**Task requirements**
Copy each line of the data below with the word "region".

**Recorded data**

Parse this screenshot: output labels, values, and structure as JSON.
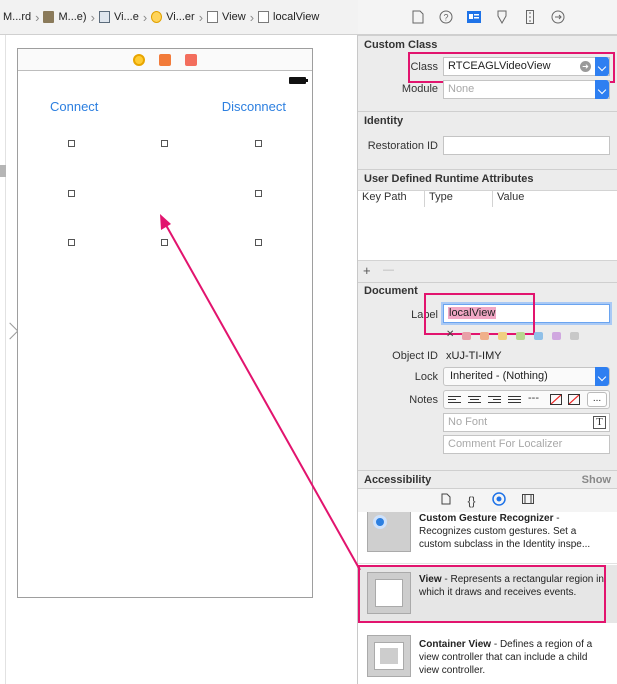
{
  "breadcrumb": {
    "items": [
      {
        "label": "M...rd",
        "icon": "storyboard-icon"
      },
      {
        "label": "M...e)",
        "icon": "document-icon"
      },
      {
        "label": "Vi...e",
        "icon": "scene-icon"
      },
      {
        "label": "Vi...er",
        "icon": "view-controller-icon"
      },
      {
        "label": "View",
        "icon": "view-icon"
      },
      {
        "label": "localView",
        "icon": "view-icon"
      }
    ]
  },
  "canvas": {
    "connect_label": "Connect",
    "disconnect_label": "Disconnect"
  },
  "inspector": {
    "tabs": [
      "file-inspector-icon",
      "help-icon",
      "identity-inspector-icon",
      "attributes-inspector-icon",
      "size-inspector-icon",
      "connections-inspector-icon"
    ],
    "custom_class": {
      "title": "Custom Class",
      "class_label": "Class",
      "class_value": "RTCEAGLVideoView",
      "module_label": "Module",
      "module_placeholder": "None"
    },
    "identity": {
      "title": "Identity",
      "restoration_label": "Restoration ID",
      "restoration_value": ""
    },
    "runtime": {
      "title": "User Defined Runtime Attributes",
      "columns": [
        "Key Path",
        "Type",
        "Value"
      ],
      "add": "+",
      "remove": "—"
    },
    "document": {
      "title": "Document",
      "label_label": "Label",
      "label_value": "localView",
      "clear_mark": "✕",
      "swatches": [
        "#e8a0a8",
        "#f0b08a",
        "#f0d080",
        "#b8d890",
        "#90c0e8",
        "#d0a8e0",
        "#c8c8c8"
      ],
      "object_id_label": "Object ID",
      "object_id_value": "xUJ-TI-IMY",
      "lock_label": "Lock",
      "lock_value": "Inherited - (Nothing)",
      "notes_label": "Notes",
      "more": "...",
      "font_placeholder": "No Font",
      "localizer_placeholder": "Comment For Localizer"
    },
    "accessibility": {
      "title": "Accessibility",
      "show": "Show"
    },
    "library": {
      "items": [
        {
          "title": "Custom Gesture Recognizer",
          "desc": " - Recognizes custom gestures. Set a custom subclass in the Identity inspe..."
        },
        {
          "title": "View",
          "desc": " - Represents a rectangular region in which it draws and receives events."
        },
        {
          "title": "Container View",
          "desc": " - Defines a region of a view controller that can include a child view controller."
        }
      ]
    }
  },
  "colors": {
    "accent": "#1f73e8",
    "highlight": "#e2146e",
    "link": "#2c7fe0"
  }
}
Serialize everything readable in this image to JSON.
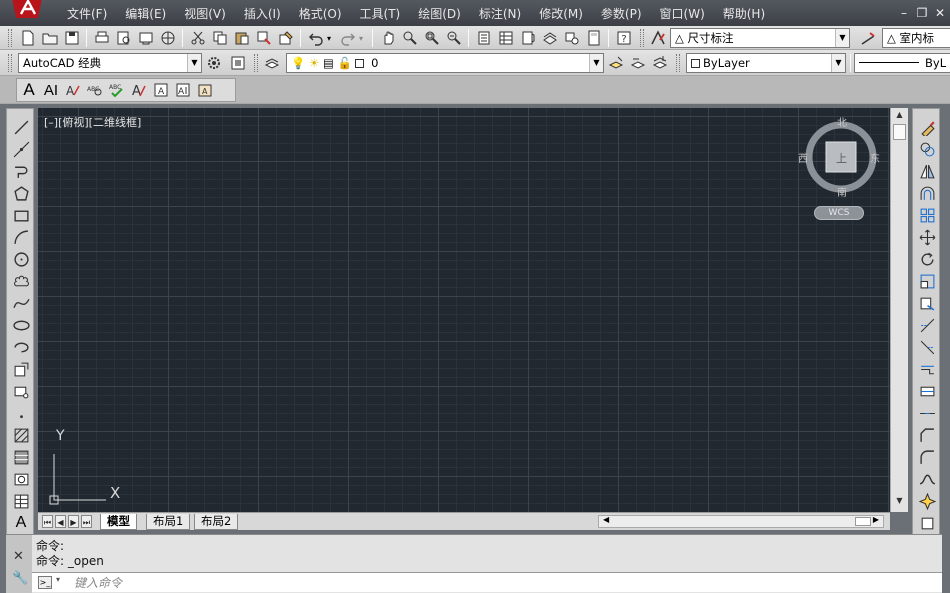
{
  "menu": [
    "文件(F)",
    "编辑(E)",
    "视图(V)",
    "插入(I)",
    "格式(O)",
    "工具(T)",
    "绘图(D)",
    "标注(N)",
    "修改(M)",
    "参数(P)",
    "窗口(W)",
    "帮助(H)"
  ],
  "window_controls": {
    "minimize": "–",
    "restore": "❐",
    "close": "✕"
  },
  "toolbar1": {
    "dim_style": "尺寸标注",
    "text_style": "室内标"
  },
  "toolbar2": {
    "workspace": "AutoCAD 经典",
    "layer": "0",
    "color": "ByLayer",
    "linetype": "ByL"
  },
  "viewport": {
    "label": "[–][俯视][二维线框]"
  },
  "viewcube": {
    "north": "北",
    "south": "南",
    "east": "东",
    "west": "西",
    "top_face": "上",
    "wcs": "WCS"
  },
  "ucs": {
    "x": "X",
    "y": "Y"
  },
  "layout_tabs": [
    {
      "label": "模型",
      "active": true
    },
    {
      "label": "布局1",
      "active": false
    },
    {
      "label": "布局2",
      "active": false
    }
  ],
  "command": {
    "history": [
      "命令:",
      "命令:  _open"
    ],
    "placeholder": "键入命令"
  }
}
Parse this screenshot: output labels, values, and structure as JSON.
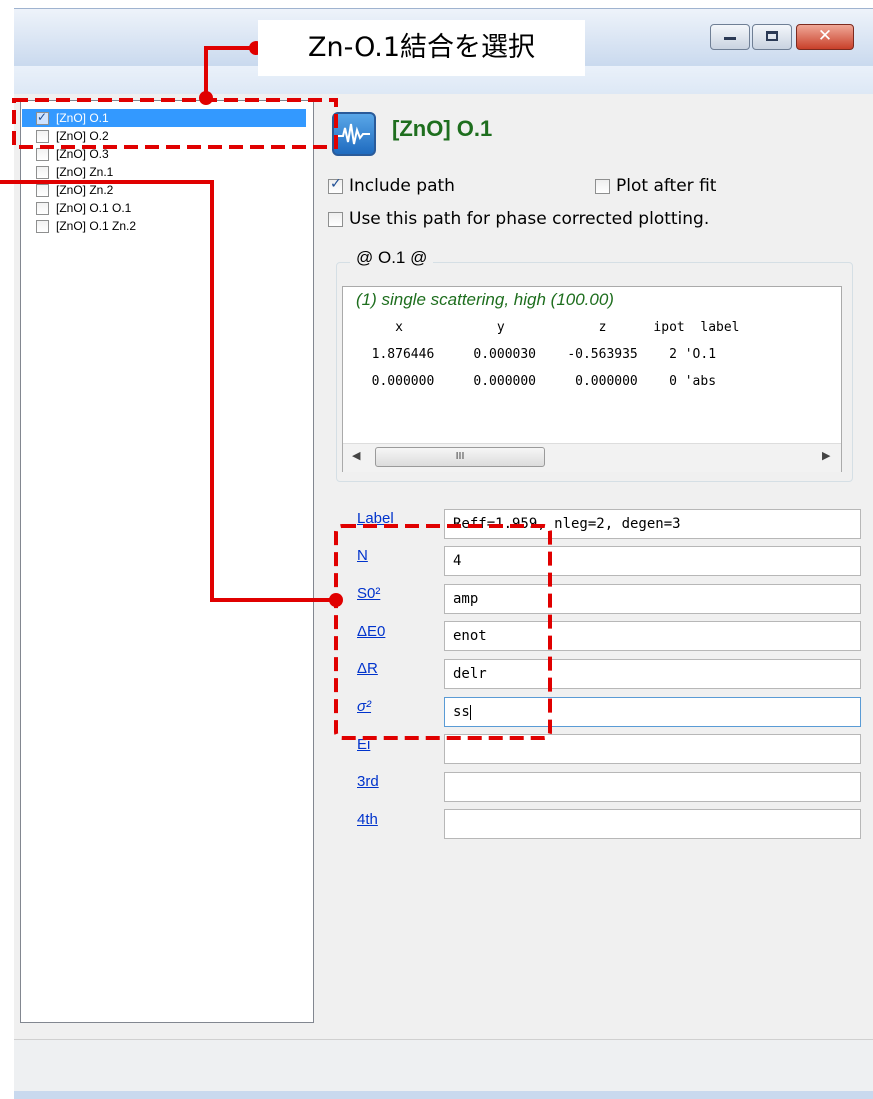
{
  "window": {
    "callout_text": "Zn-O.1結合を選択"
  },
  "path_list": {
    "items": [
      {
        "label": "[ZnO] O.1",
        "checked": true,
        "selected": true
      },
      {
        "label": "[ZnO] O.2",
        "checked": false,
        "selected": false
      },
      {
        "label": "[ZnO] O.3",
        "checked": false,
        "selected": false
      },
      {
        "label": "[ZnO] Zn.1",
        "checked": false,
        "selected": false
      },
      {
        "label": "[ZnO] Zn.2",
        "checked": false,
        "selected": false
      },
      {
        "label": "[ZnO] O.1 O.1",
        "checked": false,
        "selected": false
      },
      {
        "label": "[ZnO] O.1 Zn.2",
        "checked": false,
        "selected": false
      }
    ]
  },
  "path_panel": {
    "title": "[ZnO] O.1",
    "include_path_label": "Include path",
    "include_path_checked": true,
    "plot_after_fit_label": "Plot after fit",
    "plot_after_fit_checked": false,
    "phase_corrected_label": "Use this path for phase corrected plotting.",
    "phase_corrected_checked": false,
    "group_title": "@ O.1   @",
    "geometry": {
      "header": "(1) single scattering, high (100.00)",
      "columns": "     x            y            z      ipot  label",
      "rows": [
        "  1.876446     0.000030    -0.563935    2 'O.1",
        "  0.000000     0.000000     0.000000    0 'abs"
      ],
      "scroll_thumb_glyph": "III"
    },
    "params": [
      {
        "label": "Label",
        "value": "Reff=1.959, nleg=2, degen=3"
      },
      {
        "label": "N",
        "value": "4"
      },
      {
        "label": "S0²",
        "value": "amp"
      },
      {
        "label": "ΔE0",
        "value": "enot"
      },
      {
        "label": "ΔR",
        "value": "delr"
      },
      {
        "label": "σ²",
        "value": "ss"
      },
      {
        "label": "Ei",
        "value": ""
      },
      {
        "label": "3rd",
        "value": ""
      },
      {
        "label": "4th",
        "value": ""
      }
    ]
  },
  "colors": {
    "highlight": "#3399ff",
    "path_title": "#1e6e1e",
    "link": "#0033cc",
    "callout": "#e00000"
  }
}
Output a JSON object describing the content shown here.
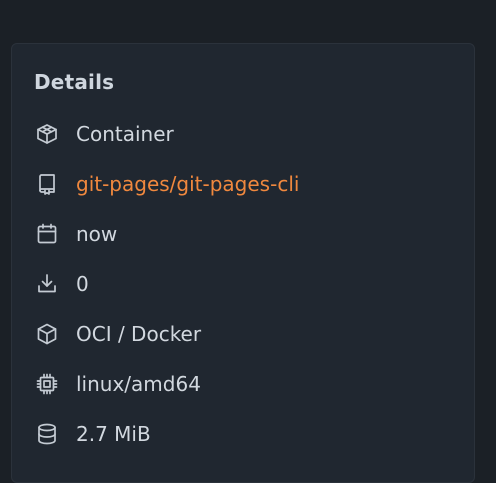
{
  "details": {
    "title": "Details",
    "rows": [
      {
        "icon": "container-box-icon",
        "label": "Container"
      },
      {
        "icon": "repo-icon",
        "label": "git-pages/git-pages-cli",
        "link_color": "#f0883e"
      },
      {
        "icon": "calendar-icon",
        "label": "now"
      },
      {
        "icon": "download-icon",
        "label": "0"
      },
      {
        "icon": "package-icon",
        "label": "OCI / Docker"
      },
      {
        "icon": "cpu-icon",
        "label": "linux/amd64"
      },
      {
        "icon": "database-icon",
        "label": "2.7 MiB"
      }
    ]
  }
}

**Expected output**
          "desc": " - Represents a rectangular region in which it draws and receives events."
          "desc": " - Defines a region of a view controller that can include a child view controller."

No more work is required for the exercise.